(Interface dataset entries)
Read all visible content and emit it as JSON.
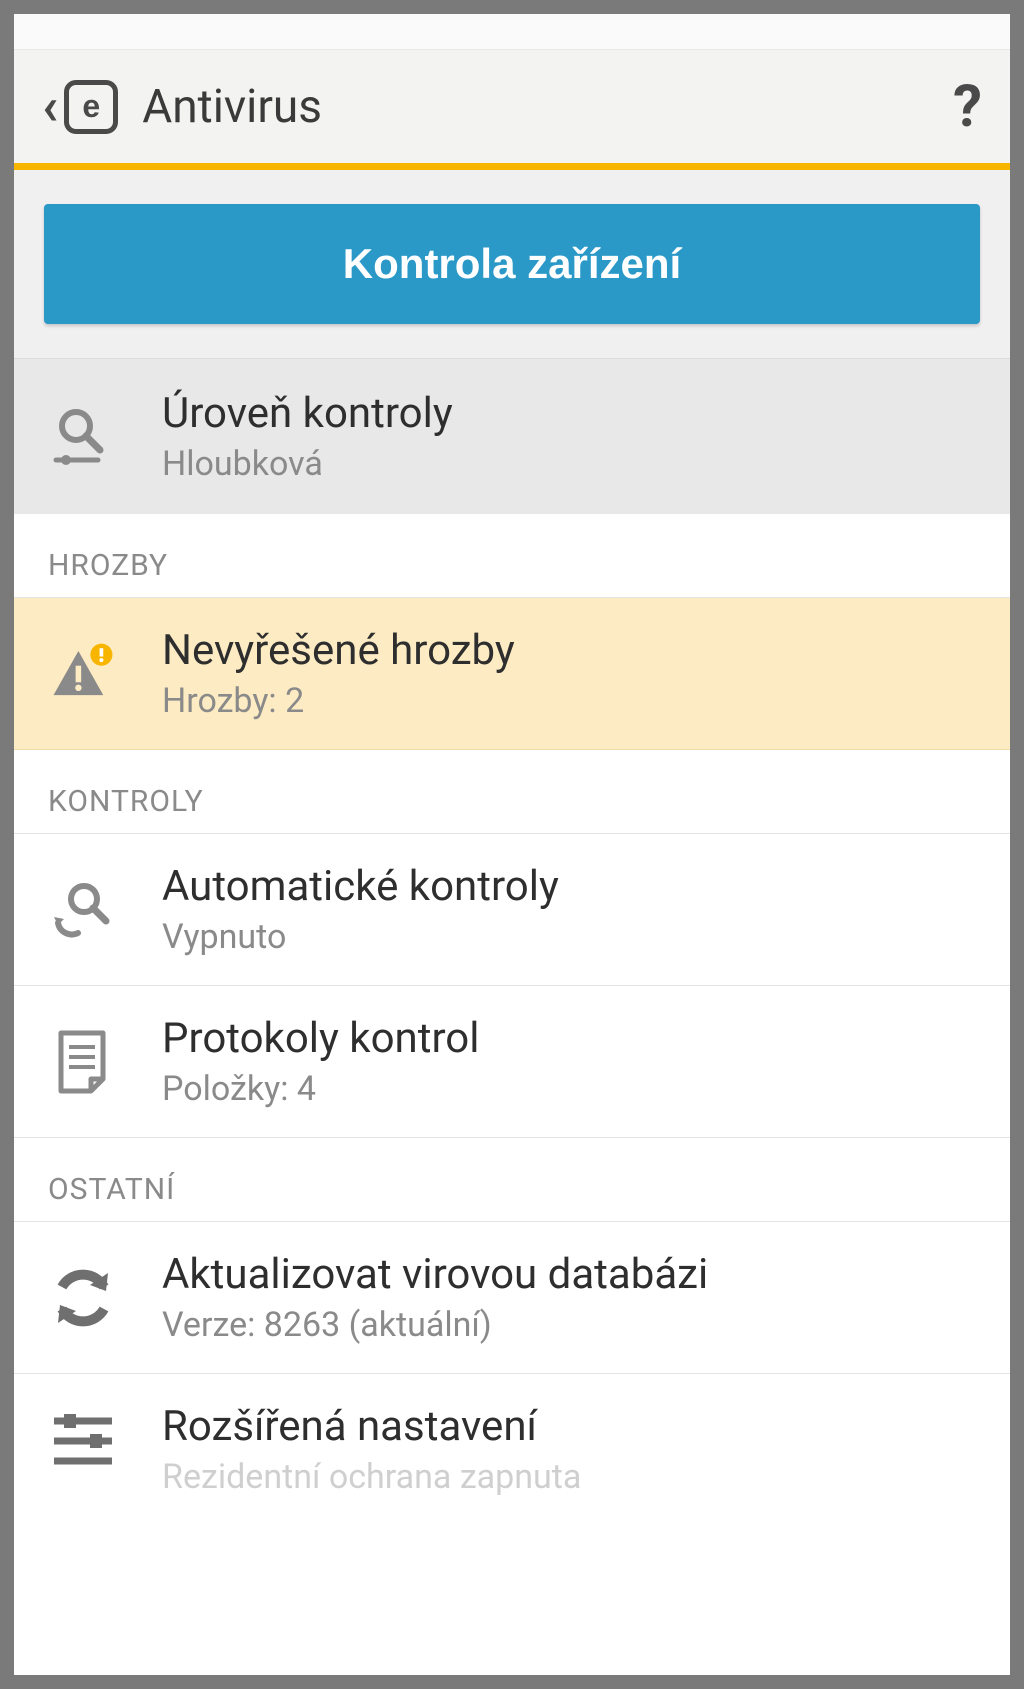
{
  "header": {
    "title": "Antivirus",
    "help": "?"
  },
  "scan": {
    "button_label": "Kontrola zařízení"
  },
  "scan_level": {
    "title": "Úroveň kontroly",
    "subtitle": "Hloubková"
  },
  "sections": {
    "threats_header": "HROZBY",
    "checks_header": "KONTROLY",
    "other_header": "OSTATNÍ"
  },
  "threats": {
    "title": "Nevyřešené hrozby",
    "subtitle": "Hrozby: 2"
  },
  "auto_check": {
    "title": "Automatické kontroly",
    "subtitle": "Vypnuto"
  },
  "logs": {
    "title": "Protokoly kontrol",
    "subtitle": "Položky: 4"
  },
  "update_db": {
    "title": "Aktualizovat virovou databázi",
    "subtitle": "Verze: 8263 (aktuální)"
  },
  "advanced": {
    "title": "Rozšířená nastavení",
    "subtitle": "Rezidentní ochrana zapnuta"
  }
}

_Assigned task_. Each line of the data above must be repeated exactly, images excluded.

_Exercise answer_.
Read all visible content and emit it as JSON.
{
  "header": {
    "title": "Antivirus",
    "help": "?"
  },
  "scan": {
    "button_label": "Kontrola zařízení"
  },
  "scan_level": {
    "title": "Úroveň kontroly",
    "subtitle": "Hloubková"
  },
  "sections": {
    "threats_header": "HROZBY",
    "checks_header": "KONTROLY",
    "other_header": "OSTATNÍ"
  },
  "threats": {
    "title": "Nevyřešené hrozby",
    "subtitle": "Hrozby: 2"
  },
  "auto_check": {
    "title": "Automatické kontroly",
    "subtitle": "Vypnuto"
  },
  "logs": {
    "title": "Protokoly kontrol",
    "subtitle": "Položky: 4"
  },
  "update_db": {
    "title": "Aktualizovat virovou databázi",
    "subtitle": "Verze: 8263 (aktuální)"
  },
  "advanced": {
    "title": "Rozšířená nastavení",
    "subtitle": "Rezidentní ochrana zapnuta"
  }
}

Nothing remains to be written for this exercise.